__WHAT NEEDS TO BE DONE__: In the data below, find every line with the word "label" and copy it.

__SOURCE INFORMATION__:
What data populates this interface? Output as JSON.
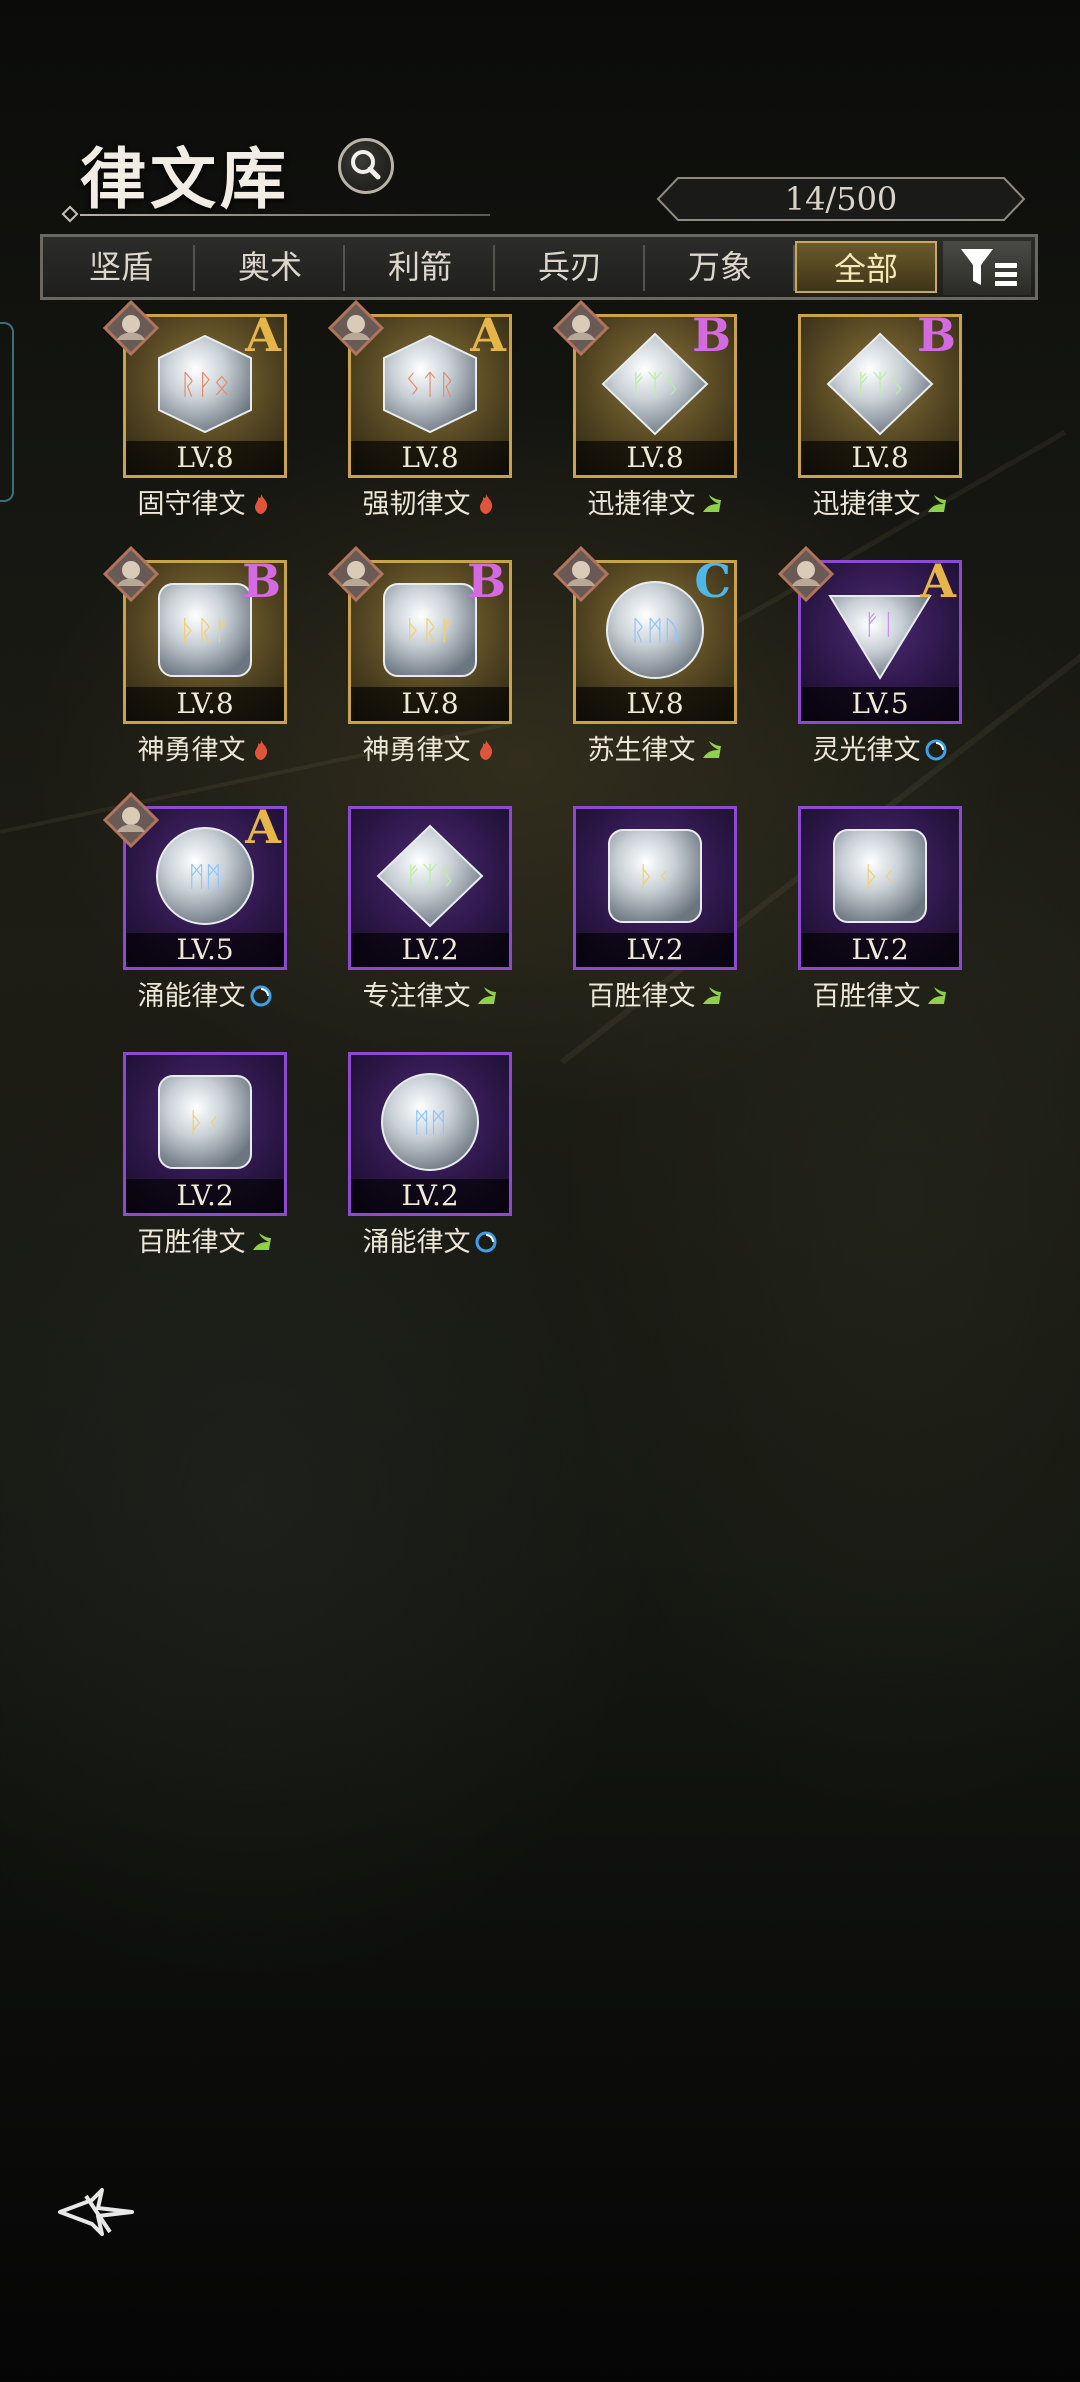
{
  "header": {
    "title": "律文库",
    "capacity": "14/500"
  },
  "tabs": [
    {
      "label": "坚盾",
      "active": false
    },
    {
      "label": "奥术",
      "active": false
    },
    {
      "label": "利箭",
      "active": false
    },
    {
      "label": "兵刃",
      "active": false
    },
    {
      "label": "万象",
      "active": false
    },
    {
      "label": "全部",
      "active": true
    }
  ],
  "colors": {
    "gold_frame": "#caa24a",
    "purple_frame": "#8d4ad0",
    "grade_A": "#e6b64a",
    "grade_B": "#d36ae0",
    "grade_C": "#4fb6e6",
    "fire": "#e0553a",
    "wind": "#8fd14a",
    "water": "#3ea0e8"
  },
  "items": [
    {
      "name": "固守律文",
      "level": "LV.8",
      "grade": "A",
      "rune": "ᚱᚹᛟ",
      "element": "fire-icon",
      "frame": "gold",
      "gem": "hexagon",
      "runeColor": "#e88a6a",
      "badge": true
    },
    {
      "name": "强韧律文",
      "level": "LV.8",
      "grade": "A",
      "rune": "ᛊᛏᚱ",
      "element": "fire-icon",
      "frame": "gold",
      "gem": "hexagon",
      "runeColor": "#e88a6a",
      "badge": true
    },
    {
      "name": "迅捷律文",
      "level": "LV.8",
      "grade": "B",
      "rune": "ᚠᛉᛊ",
      "element": "wind-icon",
      "frame": "gold",
      "gem": "diamond",
      "runeColor": "#b8f0a0",
      "badge": true
    },
    {
      "name": "迅捷律文",
      "level": "LV.8",
      "grade": "B",
      "rune": "ᚠᛉᛊ",
      "element": "wind-icon",
      "frame": "gold",
      "gem": "diamond",
      "runeColor": "#b8f0a0",
      "badge": false
    },
    {
      "name": "神勇律文",
      "level": "LV.8",
      "grade": "B",
      "rune": "ᚦᚱᚠ",
      "element": "fire-icon",
      "frame": "gold",
      "gem": "square",
      "runeColor": "#f0d070",
      "badge": true
    },
    {
      "name": "神勇律文",
      "level": "LV.8",
      "grade": "B",
      "rune": "ᚦᚱᚠ",
      "element": "fire-icon",
      "frame": "gold",
      "gem": "square",
      "runeColor": "#f0d070",
      "badge": true
    },
    {
      "name": "苏生律文",
      "level": "LV.8",
      "grade": "C",
      "rune": "ᚱᛗᚢ",
      "element": "wind-icon",
      "frame": "gold",
      "gem": "circle",
      "runeColor": "#8ec4ff",
      "badge": true
    },
    {
      "name": "灵光律文",
      "level": "LV.5",
      "grade": "A",
      "rune": "ᚠᛁ",
      "element": "water-icon",
      "frame": "purple",
      "gem": "triangle",
      "runeColor": "#c88cff",
      "badge": true
    },
    {
      "name": "涌能律文",
      "level": "LV.5",
      "grade": "A",
      "rune": "ᛗᛗ",
      "element": "water-icon",
      "frame": "purple",
      "gem": "circle",
      "runeColor": "#8ec4ff",
      "badge": true
    },
    {
      "name": "专注律文",
      "level": "LV.2",
      "grade": "",
      "rune": "ᚠᛉᛊ",
      "element": "wind-icon",
      "frame": "purple",
      "gem": "diamond",
      "runeColor": "#b8f0a0",
      "badge": false
    },
    {
      "name": "百胜律文",
      "level": "LV.2",
      "grade": "",
      "rune": "ᚦᚲ",
      "element": "wind-icon",
      "frame": "purple",
      "gem": "square",
      "runeColor": "#f0d070",
      "badge": false
    },
    {
      "name": "百胜律文",
      "level": "LV.2",
      "grade": "",
      "rune": "ᚦᚲ",
      "element": "wind-icon",
      "frame": "purple",
      "gem": "square",
      "runeColor": "#f0d070",
      "badge": false
    },
    {
      "name": "百胜律文",
      "level": "LV.2",
      "grade": "",
      "rune": "ᚦᚲ",
      "element": "wind-icon",
      "frame": "purple",
      "gem": "square",
      "runeColor": "#f0d070",
      "badge": false
    },
    {
      "name": "涌能律文",
      "level": "LV.2",
      "grade": "",
      "rune": "ᛗᛗ",
      "element": "water-icon",
      "frame": "purple",
      "gem": "circle",
      "runeColor": "#8ec4ff",
      "badge": false
    }
  ]
}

__TASK RESULT__:
      "label": "坚盾",
      "label": "奥术",
      "label": "利箭",
      "label": "兵刃",
      "label": "万象",
      "label": "全部",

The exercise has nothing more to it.